De Groote’s article, “Butch Cassidy Imposter Exposed,” was posted on the Deseret News website late Tuesday evening, August 16, less that 48 hours after the AP version went online.
De Groote gave the impression, though in a not easily understandable narrative, that Pointer had somehow singlehandedly determined overnight that Phillips was not Cassidy. He quoted Pointer as saying the manuscript was written by Phillips, and Ashworth as saying it was written by Wilcox, without making it clear whether they were talking about one man or two. If De Groote had interviewed anyone with contrasting views about the matter, they are not mentioned in the article. I had emailed him in June, indicating that the Phillips story had serious holes. “I wish I had time to speak to you earlier,” he replied.
In any event, the August 16 Deseret News account comes across as an opaque tale of two men, possibly cousins (their mothers may have been sisters), trading identities or an opaque tale of one man with two identities. Take your pick. A Rocky Mountain rendition of The Importance of Being Earnest, absent Oscar Wilde.
The only apparent link to Cassidy was that Wilcox – or was it Phillips? – was in prison with the outlaw in the 1890s. That would pretty much eliminate the possibility that Cassidy was Wilcox. Nonetheless, Pointer was somehow “optimistic,” De Groote wrote, “that the manuscript” will lead to Cassidy. Where Cassidy might be hiding was not clear.
There was one final twist. After the AP story appeared, Pointer vanished, according to Ashworth, leaving him to handle the inevitable press queries. Wanting to avoid scooping De Groote’s story, which had not yet appeared, Ashworth in interviews with NPR and Radio New Zealand ducked the question of who wrote the Phillips manuscript. “‘It could very well be an autobiography. It’s either written by Butch or someone very closely associated with him,’” Ashworth told RNZ.

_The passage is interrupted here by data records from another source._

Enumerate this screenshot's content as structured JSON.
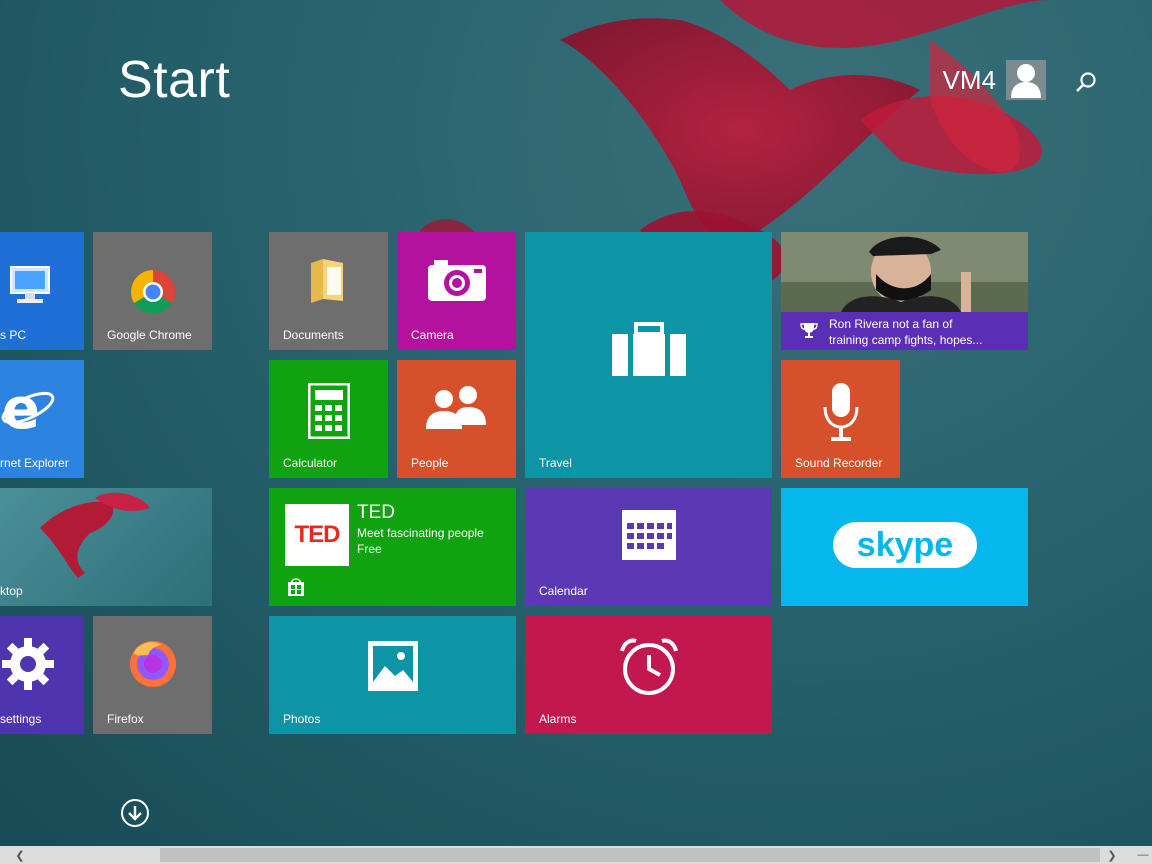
{
  "title": "Start",
  "user": {
    "name": "VM4",
    "icon": "user-avatar-icon"
  },
  "search": {
    "icon": "search-icon"
  },
  "tiles": {
    "this_pc": {
      "label": "s PC",
      "color": "#1f6fd6",
      "icon": "computer-icon"
    },
    "chrome": {
      "label": "Google Chrome",
      "color": "#6e6e6e",
      "icon": "chrome-icon"
    },
    "ie": {
      "label": "rnet Explorer",
      "color": "#2d83e0",
      "icon": "internet-explorer-icon"
    },
    "desktop": {
      "label": "ktop",
      "icon": "desktop-icon"
    },
    "settings": {
      "label": "settings",
      "color": "#4f34b0",
      "icon": "gear-icon"
    },
    "firefox": {
      "label": "Firefox",
      "color": "#6e6e6e",
      "icon": "firefox-icon"
    },
    "documents": {
      "label": "Documents",
      "color": "#6e6e6e",
      "icon": "folder-icon"
    },
    "camera": {
      "label": "Camera",
      "color": "#b4129e",
      "icon": "camera-icon"
    },
    "travel": {
      "label": "Travel",
      "color": "#0e95a5",
      "icon": "suitcase-icon"
    },
    "news": {
      "headline_line1": "Ron Rivera not a fan of",
      "headline_line2": "training camp fights, hopes...",
      "icon": "trophy-icon",
      "band_color": "#5b2fb5"
    },
    "calculator": {
      "label": "Calculator",
      "color": "#10a30f",
      "icon": "calculator-icon"
    },
    "people": {
      "label": "People",
      "color": "#d6512b",
      "icon": "people-icon"
    },
    "sound_recorder": {
      "label": "Sound Recorder",
      "color": "#d6512b",
      "icon": "microphone-icon"
    },
    "ted": {
      "title": "TED",
      "subtitle": "Meet fascinating people",
      "price": "Free",
      "color": "#10a30f",
      "logo": "TED",
      "icon": "store-icon"
    },
    "calendar": {
      "label": "Calendar",
      "color": "#5b39b5",
      "icon": "calendar-icon"
    },
    "skype": {
      "logo": "skype",
      "color": "#05b7ec"
    },
    "photos": {
      "label": "Photos",
      "color": "#0e95a5",
      "icon": "photos-icon"
    },
    "alarms": {
      "label": "Alarms",
      "color": "#c2184f",
      "icon": "alarm-clock-icon"
    }
  },
  "scroll_down": {
    "icon": "arrow-down-circle-icon"
  },
  "scrollbar": {
    "left_icon": "chevron-left-icon",
    "right_icon": "chevron-right-icon",
    "minus_icon": "minus-icon"
  }
}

“Manuscript Casts Doubt on Butch Cassidy’s End”http://www.npr.org/2011/08/17/139696555/manuscript-casts-doubt-on-b...
“Just Who was Butch Cassidy” http://www.radionz.co.nz/search/results?mode=results&q=butch+ca...
Pointer reappeared several days later, telling Ashworth he had been away celebrating his wife’s birthday. I called him yesterday to get his side of the story; he uttered an expletive and hung up. I called back; he didn’t answer.
More than 400 versions of the August 15 AP story are still congregated at news.Google.com, while the August 16 Deseret News story is in an Internet version of solitary confinement. A friend asked me why that was. I told him, “Explorers Discover Pink Unicorn in Borneo?,” is news. “Explorers Don’t Discover Pink Unicorn in Borneo,” is not news.
– Daniel Buck
Buck is a member of the advisory board of the Wild West History Association and a contributing editor of True West. The views expressed here are his own.